Sequence heterogeneities of the 27F primer-annealing site in 16S rRNA genes. Fig. S2. Evaluation of 16S rRNA PCR primers for identification of bacterial species. Fig. S3. Classification results of a mock community analyzed by the different bioinformatics workflows. Fig. S4. Effect of read number on taxonomic classification. Fig. S5. Species composition of a mock community analyzed by FASTQ 16S workflow. Fig. S6. Rarefaction curves of observed OTUs in V3-V4 16S rRNA gene amplicon sequencing of human fecal samples using the MiSeq™ platform. Fig. S7. Species composition of Blautia in human fecal samples. Fig. S8. Species composition of Bacteroides in human fecal samples. Fig. S9. Deviations in the relative abundances of Bifidobacterium species in human fecal samples. Fig. S10. Comparison of species composition of fecal Bifidobacterium between classification methods.

Additional file 3 Tables S1-S6.

Taxonomic assignment of the mock community analyzed by MinION™ sequencing.

Additional file 4.

Mock community data analysis using FASTQ 16S workflow and the NCBI bacterial 16S rRNA database.

Additional file 5.

Mock community data analysis using Kraken 2 and the SILVA 16S rRNA reference database.

Additional file 6.

Alignment search results for V1-V9 amplicon sequencing of the mock community.

Additional file 7.

Alignment search results for V3-V4 amplicon sequencing of the mock community.

Additional file 8 Table S7.

Correlations between numbers of reads and numbers of detected species in 16S rRNA gene sequencing of human fecal samples.
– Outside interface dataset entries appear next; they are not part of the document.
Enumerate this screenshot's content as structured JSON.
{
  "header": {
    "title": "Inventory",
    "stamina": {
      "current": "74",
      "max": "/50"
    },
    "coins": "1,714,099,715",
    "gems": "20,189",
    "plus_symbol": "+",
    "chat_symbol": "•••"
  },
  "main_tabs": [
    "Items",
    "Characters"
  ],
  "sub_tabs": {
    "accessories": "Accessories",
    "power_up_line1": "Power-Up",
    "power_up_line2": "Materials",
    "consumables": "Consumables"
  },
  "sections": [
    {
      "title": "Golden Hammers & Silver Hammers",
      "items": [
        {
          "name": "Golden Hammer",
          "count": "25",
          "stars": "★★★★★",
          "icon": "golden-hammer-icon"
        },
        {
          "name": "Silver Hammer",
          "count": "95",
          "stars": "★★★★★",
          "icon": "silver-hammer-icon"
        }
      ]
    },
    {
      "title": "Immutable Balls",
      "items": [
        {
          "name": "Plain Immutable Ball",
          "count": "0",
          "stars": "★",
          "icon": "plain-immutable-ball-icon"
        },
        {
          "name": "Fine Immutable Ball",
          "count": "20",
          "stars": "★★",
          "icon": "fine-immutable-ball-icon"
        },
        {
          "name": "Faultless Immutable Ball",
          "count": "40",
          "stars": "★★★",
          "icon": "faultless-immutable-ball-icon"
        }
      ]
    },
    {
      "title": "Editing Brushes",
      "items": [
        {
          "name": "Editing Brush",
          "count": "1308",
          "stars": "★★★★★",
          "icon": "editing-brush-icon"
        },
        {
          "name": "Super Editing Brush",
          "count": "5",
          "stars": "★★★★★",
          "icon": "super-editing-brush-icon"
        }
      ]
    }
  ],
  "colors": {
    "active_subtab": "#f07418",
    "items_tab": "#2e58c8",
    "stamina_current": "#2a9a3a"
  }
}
Table S8. Comparison of species composition of fecal Blautia between sequencing methods. Table S9. Comparison of species composition of fecal Bacteroides between sequencing methods. Table S10. Comparison of species composition of fecal Bifidobacterium between sequencing methods.
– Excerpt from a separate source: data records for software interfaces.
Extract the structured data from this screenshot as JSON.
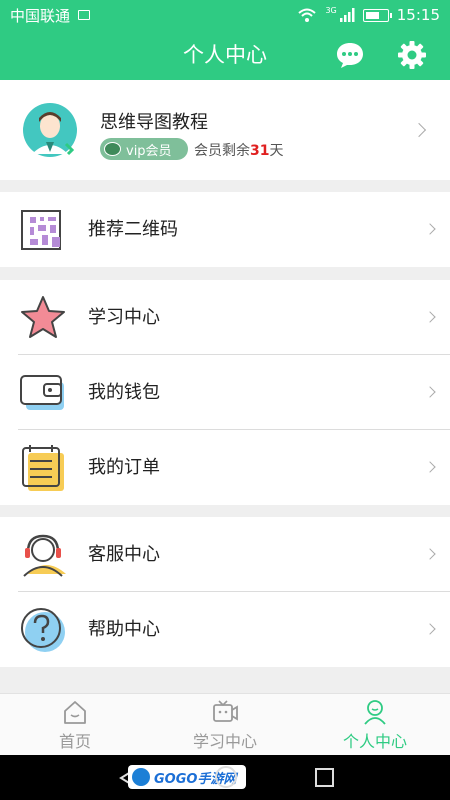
{
  "status_bar": {
    "carrier": "中国联通",
    "network": "3G",
    "time": "15:15",
    "battery_level": 0.7
  },
  "header": {
    "title": "个人中心",
    "icons": [
      "message-icon",
      "gear-icon"
    ]
  },
  "profile": {
    "name": "思维导图教程",
    "vip_badge": "vip会员",
    "remain_prefix": "会员剩余",
    "remain_days": "31",
    "remain_suffix": "天"
  },
  "menu_groups": [
    {
      "items": [
        {
          "label": "推荐二维码",
          "icon": "qrcode-icon"
        }
      ]
    },
    {
      "items": [
        {
          "label": "学习中心",
          "icon": "star-icon"
        },
        {
          "label": "我的钱包",
          "icon": "wallet-icon"
        },
        {
          "label": "我的订单",
          "icon": "order-icon"
        }
      ]
    },
    {
      "items": [
        {
          "label": "客服中心",
          "icon": "customer-service-icon"
        },
        {
          "label": "帮助中心",
          "icon": "help-icon"
        }
      ]
    }
  ],
  "tabs": [
    {
      "label": "首页",
      "icon": "home-icon",
      "active": false
    },
    {
      "label": "学习中心",
      "icon": "study-icon",
      "active": false
    },
    {
      "label": "个人中心",
      "icon": "profile-icon",
      "active": true
    }
  ],
  "colors": {
    "primary": "#2fcb83",
    "accent_red": "#e02020",
    "vip_badge": "#7fbf9a"
  }
}
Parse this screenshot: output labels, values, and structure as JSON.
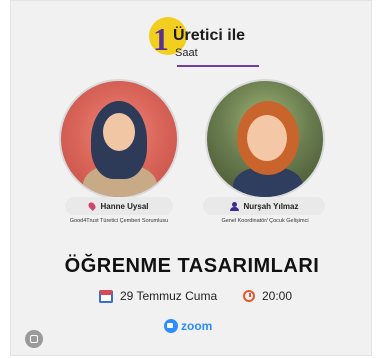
{
  "logo": {
    "number": "1",
    "line1": "Üretici ile",
    "line2": "Saat"
  },
  "speakers": [
    {
      "name": "Hanne Uysal",
      "role": "Good4Trust Türetici Çemberi Sorumlusu",
      "icon": "location-pin-icon"
    },
    {
      "name": "Nurşah Yılmaz",
      "role": "Genel Koordinatör/ Çocuk Gelişimci",
      "icon": "user-icon"
    }
  ],
  "event": {
    "title": "ÖĞRENME TASARIMLARI",
    "date": "29 Temmuz Cuma",
    "time": "20:00",
    "platform": "zoom"
  },
  "colors": {
    "accent_purple": "#58338f",
    "yellow": "#f2cf1f",
    "zoom_blue": "#2d8cff"
  }
}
Additional file 9.

Taxonomic profile of human fecal samples from MinION™ sequencing (amplicons: V1-V9).

Additional file 10.

Taxonomic profile of human fecal samples from MinION™ sequencing (amplicons: V3-V4).

Additional file 11.

Taxonomic profile of human fecal samples from MiSeq™ sequencing (amplicons: V3-V4).

Additional file 12.

Taxonomic profiles of human fecal samples from MiSeq™ sequencing (amplicons: V3-V4, taxonomic classification by OTU-based analysis using the QIIME 2 pipeline).

Rights and permissions

Open Access This article is licensed under a Creative Commons Attribution 4.0 International License, which permits use, sharing, adaptation, distribution and reproduction in any medium or format, as long as you give appropriate credit to the original author(s) and the source, provide a link to the Creative Commons licence, and indicate if changes were made. The images or other third party material in this article are included in the article's Creative Commons licence, unless indicated otherwise in a credit line to the material. If material is not included in the article's Creative Commons licence and your intended use is not permitted by statutory regulation or exceeds the permitted use, you will need to obtain permission directly from the copyright holder. To view a copy of this licence, visit http://creativecommons.org/licenses/by/4.0/. The Creative Commons Public Domain Dedication waiver (http://creativecommons.org/publicdomain/zero/1.0/) applies to the data made available in this article, unless otherwise stated in a credit line to the data.

Reprints and Permissions

About this article

Verify currency and authenticity via CrossMark

Cite this article

Matsuo, Y., Komiya, S., Yasumizu, Y. et al. Full-length 16S rRNA gene amplicon analysis of human gut microbiota using MinION™ nanopore sequencing confers species-level resolution. BMC Microbiol 21, 35 (2021). https://doi.org/10.1186/s12866-021-02094-5

Download citation

Keywords

  • 16S rRNA
  • Gut microbiota
  • MinION™
  • Nanopore sequencing
\